The clutchless maze has started and is taking over the Indian roads. The new-age vehicles are getting high on technology with minimal mechanics, where the clutch is the first to go. With the advent of smart vehicles, technology has reduced active pedals in a vehicle to two – brake and accelerator – as the new-age transmission is without a clutch pedal.
New Delhi. Sonet is the first to have a 50% clutchless offering. This new sub-compact SUV from Kia Motors of South Korea has taken up the cudgels for the best of technologies by taking out the clutch for a performance drive.
Sonet has taken a while to come to its form to take the sheen of success beyond Seltos that has set a new benchmark for quality and performance which all peers are trying to emulate.
ETAuto drove two vehicles that were both clutchless: the – G1.0 T-GDi with 6iMT, and 1.5L CRDi VGT. Referred to as automatics, the new intelligent manual transmission (iMT) stole the thunder with its precision and the controlled but aggressive acceleration that adds more fun into the drive. Driving these cars has been an experience at par with that of the electronic vehicles which are improvised automatics with massive pounds of acceleration.
Sonet could be the fastest to reach 0 to 100 kmph in the segment and is the best to handle with precise steering and accurate braking that make all the difference for a safe and controlled drive. Also are the fast-moving 16’ wheels that are ideal for bumpy Indian roads facing potholes in virtually every 100 metres.
The success of Kia Motors has been unprecedented in the challenging conditions where companies are trying hard to propel sales. At this time its bet to bring the expensive clutchless technology is quite a distinctive decision.
Despite several attempts, India remained a manual transmission market partly because of the mileage consciousness and the price advantages to the customers. Those were the days of conventional technology where price ruled the market and customers preferred fuel-efficient cars.
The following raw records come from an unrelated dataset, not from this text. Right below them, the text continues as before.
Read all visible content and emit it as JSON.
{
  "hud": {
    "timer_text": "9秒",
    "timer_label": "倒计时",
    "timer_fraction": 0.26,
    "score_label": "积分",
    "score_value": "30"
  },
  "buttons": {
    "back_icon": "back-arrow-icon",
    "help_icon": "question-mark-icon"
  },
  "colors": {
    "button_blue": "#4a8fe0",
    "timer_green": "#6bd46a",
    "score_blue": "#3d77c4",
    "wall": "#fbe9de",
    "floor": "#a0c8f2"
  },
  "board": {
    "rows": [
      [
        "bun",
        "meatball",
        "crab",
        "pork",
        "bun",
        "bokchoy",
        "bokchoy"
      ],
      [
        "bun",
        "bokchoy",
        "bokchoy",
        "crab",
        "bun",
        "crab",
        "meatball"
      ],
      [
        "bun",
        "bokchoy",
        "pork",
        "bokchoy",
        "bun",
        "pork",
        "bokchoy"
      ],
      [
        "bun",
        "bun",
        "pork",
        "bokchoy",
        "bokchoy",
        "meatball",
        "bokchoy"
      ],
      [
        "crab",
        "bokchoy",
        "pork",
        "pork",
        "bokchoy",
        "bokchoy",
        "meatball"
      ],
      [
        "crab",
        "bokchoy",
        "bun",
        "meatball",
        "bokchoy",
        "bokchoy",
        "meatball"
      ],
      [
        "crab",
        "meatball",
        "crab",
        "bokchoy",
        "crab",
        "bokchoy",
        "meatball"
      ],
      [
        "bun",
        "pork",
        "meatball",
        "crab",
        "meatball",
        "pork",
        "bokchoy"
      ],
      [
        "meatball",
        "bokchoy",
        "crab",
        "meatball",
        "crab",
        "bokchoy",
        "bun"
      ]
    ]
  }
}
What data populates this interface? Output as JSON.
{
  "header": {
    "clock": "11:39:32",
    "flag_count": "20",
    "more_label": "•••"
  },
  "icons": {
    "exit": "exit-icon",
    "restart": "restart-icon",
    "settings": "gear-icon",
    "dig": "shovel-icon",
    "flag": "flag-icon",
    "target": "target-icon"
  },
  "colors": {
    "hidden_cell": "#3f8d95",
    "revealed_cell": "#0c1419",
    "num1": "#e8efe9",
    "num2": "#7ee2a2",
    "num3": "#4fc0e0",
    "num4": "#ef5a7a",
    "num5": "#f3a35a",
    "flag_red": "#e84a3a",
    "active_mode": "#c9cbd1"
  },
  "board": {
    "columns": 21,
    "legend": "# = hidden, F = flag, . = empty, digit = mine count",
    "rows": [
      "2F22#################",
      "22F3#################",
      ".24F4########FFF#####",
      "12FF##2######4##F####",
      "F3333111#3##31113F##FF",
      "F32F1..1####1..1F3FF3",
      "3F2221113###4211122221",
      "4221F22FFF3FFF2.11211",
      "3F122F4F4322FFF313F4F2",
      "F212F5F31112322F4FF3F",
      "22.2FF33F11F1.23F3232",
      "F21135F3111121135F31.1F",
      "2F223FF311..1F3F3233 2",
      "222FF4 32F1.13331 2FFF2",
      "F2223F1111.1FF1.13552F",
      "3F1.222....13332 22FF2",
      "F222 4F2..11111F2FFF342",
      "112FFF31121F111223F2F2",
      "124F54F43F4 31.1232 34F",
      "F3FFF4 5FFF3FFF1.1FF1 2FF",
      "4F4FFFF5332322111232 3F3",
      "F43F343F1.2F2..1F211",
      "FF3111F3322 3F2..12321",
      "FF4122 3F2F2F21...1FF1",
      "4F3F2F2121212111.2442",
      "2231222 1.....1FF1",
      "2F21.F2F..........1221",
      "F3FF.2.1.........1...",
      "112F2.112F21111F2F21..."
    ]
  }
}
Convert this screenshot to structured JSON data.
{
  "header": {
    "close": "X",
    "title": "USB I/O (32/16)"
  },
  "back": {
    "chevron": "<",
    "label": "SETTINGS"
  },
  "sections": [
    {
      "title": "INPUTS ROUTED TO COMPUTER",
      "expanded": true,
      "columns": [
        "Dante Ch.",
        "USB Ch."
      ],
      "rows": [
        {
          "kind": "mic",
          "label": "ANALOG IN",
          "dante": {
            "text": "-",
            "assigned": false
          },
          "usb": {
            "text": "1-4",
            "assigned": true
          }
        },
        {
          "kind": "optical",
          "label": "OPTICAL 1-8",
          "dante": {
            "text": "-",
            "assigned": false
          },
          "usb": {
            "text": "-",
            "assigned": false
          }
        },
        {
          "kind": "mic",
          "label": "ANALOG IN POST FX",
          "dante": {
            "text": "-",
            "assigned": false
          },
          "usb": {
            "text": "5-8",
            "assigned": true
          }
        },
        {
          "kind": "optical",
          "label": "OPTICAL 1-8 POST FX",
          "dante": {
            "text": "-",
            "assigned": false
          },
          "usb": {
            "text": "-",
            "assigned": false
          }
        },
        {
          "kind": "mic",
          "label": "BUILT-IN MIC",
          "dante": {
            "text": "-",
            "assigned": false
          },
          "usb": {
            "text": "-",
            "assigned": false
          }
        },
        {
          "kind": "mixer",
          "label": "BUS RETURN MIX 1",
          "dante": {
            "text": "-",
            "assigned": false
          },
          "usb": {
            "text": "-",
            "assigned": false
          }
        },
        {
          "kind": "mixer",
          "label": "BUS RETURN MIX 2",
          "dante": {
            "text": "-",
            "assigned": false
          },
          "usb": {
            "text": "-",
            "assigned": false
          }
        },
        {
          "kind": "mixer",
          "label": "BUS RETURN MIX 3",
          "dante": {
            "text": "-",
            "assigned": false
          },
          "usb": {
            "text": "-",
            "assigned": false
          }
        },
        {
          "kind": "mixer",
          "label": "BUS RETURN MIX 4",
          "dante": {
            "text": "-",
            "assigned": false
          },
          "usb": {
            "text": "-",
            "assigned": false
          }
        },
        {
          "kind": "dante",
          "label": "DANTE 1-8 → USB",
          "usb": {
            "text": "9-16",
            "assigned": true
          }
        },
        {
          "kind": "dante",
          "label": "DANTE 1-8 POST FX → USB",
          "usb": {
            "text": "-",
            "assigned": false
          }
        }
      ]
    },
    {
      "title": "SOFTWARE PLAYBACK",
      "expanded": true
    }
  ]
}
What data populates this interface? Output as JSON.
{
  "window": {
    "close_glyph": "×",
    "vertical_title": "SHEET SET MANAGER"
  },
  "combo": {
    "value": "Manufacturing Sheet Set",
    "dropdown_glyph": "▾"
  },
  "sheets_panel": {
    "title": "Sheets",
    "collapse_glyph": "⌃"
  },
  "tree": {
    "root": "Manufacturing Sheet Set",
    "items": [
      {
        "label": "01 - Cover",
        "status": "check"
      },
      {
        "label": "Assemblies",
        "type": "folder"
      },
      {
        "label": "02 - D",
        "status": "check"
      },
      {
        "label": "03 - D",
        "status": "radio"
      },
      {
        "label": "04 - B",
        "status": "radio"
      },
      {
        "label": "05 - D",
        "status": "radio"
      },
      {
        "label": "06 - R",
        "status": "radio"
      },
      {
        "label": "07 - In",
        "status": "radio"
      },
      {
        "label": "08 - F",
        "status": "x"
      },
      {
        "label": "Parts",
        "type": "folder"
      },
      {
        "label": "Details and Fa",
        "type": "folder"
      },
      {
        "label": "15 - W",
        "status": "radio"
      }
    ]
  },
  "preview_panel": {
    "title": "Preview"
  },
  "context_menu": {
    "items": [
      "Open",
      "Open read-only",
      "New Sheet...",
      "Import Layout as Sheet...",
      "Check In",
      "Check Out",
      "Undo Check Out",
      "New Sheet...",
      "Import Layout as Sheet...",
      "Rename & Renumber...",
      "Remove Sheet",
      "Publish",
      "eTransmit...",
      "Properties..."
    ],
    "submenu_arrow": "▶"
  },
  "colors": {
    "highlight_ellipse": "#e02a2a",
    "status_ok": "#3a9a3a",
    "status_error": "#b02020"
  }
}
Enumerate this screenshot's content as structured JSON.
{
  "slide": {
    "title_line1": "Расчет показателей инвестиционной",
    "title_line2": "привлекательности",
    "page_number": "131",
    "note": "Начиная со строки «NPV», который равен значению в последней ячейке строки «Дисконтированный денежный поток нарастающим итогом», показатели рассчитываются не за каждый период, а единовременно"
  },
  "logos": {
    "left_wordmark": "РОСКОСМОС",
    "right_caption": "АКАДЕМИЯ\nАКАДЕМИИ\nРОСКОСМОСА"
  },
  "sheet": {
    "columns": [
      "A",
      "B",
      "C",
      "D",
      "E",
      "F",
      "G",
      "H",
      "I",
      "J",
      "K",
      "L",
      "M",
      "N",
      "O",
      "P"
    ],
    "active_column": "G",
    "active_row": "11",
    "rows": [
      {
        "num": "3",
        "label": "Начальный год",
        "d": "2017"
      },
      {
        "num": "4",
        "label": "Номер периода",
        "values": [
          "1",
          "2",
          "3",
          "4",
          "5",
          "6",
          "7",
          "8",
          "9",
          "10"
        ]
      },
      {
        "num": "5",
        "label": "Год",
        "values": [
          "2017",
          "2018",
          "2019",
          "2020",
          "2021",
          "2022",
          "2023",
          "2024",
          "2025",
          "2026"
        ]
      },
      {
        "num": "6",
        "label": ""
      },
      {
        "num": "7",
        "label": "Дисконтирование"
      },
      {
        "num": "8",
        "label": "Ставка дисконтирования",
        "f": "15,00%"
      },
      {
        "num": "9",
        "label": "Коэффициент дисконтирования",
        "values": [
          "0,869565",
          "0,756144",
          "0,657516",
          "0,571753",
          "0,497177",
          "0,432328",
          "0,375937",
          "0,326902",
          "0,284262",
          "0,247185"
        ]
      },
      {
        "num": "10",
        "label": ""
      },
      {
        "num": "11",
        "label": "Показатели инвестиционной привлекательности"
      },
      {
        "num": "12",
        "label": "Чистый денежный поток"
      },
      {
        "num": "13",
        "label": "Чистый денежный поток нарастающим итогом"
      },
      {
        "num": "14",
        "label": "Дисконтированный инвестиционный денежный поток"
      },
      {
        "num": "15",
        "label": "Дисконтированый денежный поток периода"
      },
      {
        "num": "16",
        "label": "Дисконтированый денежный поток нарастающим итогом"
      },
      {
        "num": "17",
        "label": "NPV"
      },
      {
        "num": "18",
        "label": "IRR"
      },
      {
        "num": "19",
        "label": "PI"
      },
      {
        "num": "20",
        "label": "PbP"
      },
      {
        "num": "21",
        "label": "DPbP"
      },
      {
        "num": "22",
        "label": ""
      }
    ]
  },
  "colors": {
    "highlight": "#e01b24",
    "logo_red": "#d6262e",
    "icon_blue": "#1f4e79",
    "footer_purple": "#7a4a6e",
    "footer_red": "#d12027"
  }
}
Then came the automated manual transmission or AMT that changed the landscape forever. Maruti Suzuki introduced it in the Indian market in its Celerio hatchback. This increased the demand for the AMT models. AMT was then introduced in volume models like Alto and WagonR and made half of its portfolio of small cars clutchless.
Traditionally India was a market where about 98% of all passenger cars sold were with a manual gear shift. AMT made India witness a change in buyer preferences, prompted by the ease of driving of such cars and their availability at a cost that’s almost close to their manual sibling.
” The shift towards affordable automatics is quite pronounced. Earlier, price retention was an issue. However, things have changed and now even smaller cars and compact SUVs with automatic are extremely price competitive. “
The surge grew, and AMT technology never looked back. It formed a significant percentage of the new cars sold by Maruti Suzuki. This then prompted the competitors like Hyundai Motor India and Tata Motors to introduce AMT in their models.
As per the latest data, 26% percent of the cars sold now are clutchless with various forms of technologies coming into play. Automatics sold until a few years ago were mostly in the luxury category and small numbers by Honda, Toyota and Skoda Auto.
Prompted by the response, the industry expects automatics to comprise half its sales volume by the next decade as virtually all companies have lined up launch of automatic versions for different models.
iMT is the new kid on the block
The intelligent manual transmission comes as a revolutionary technology where the vehicle is clutchless but drives like a manual. The technology is way ahead of AMT and comes as the convenience and thrill of the manual gear ratios available in the Korean makes of Hyundai and Kia Motors cars. The clutch is electro-mechanically actuated with seamless comfort of a 2-pedal transmission.
Technically the iMT technology features a transmission gear shift (TGS) lever with intention sensor, hydraulic actuator and transmission control unit (TCU). The system has been designed to offer a seamless ‘Drive Experience’ by incorporating a cohesive logic between the various components on manual transmissions.
It operates in the way that the Transmission Control Unit receives signal from TGS’s Lever Intention Sensor, indicating the driver’s desire to change gears. TCU sends a signal to engage the hydraulic actuator forming hydraulic pressure.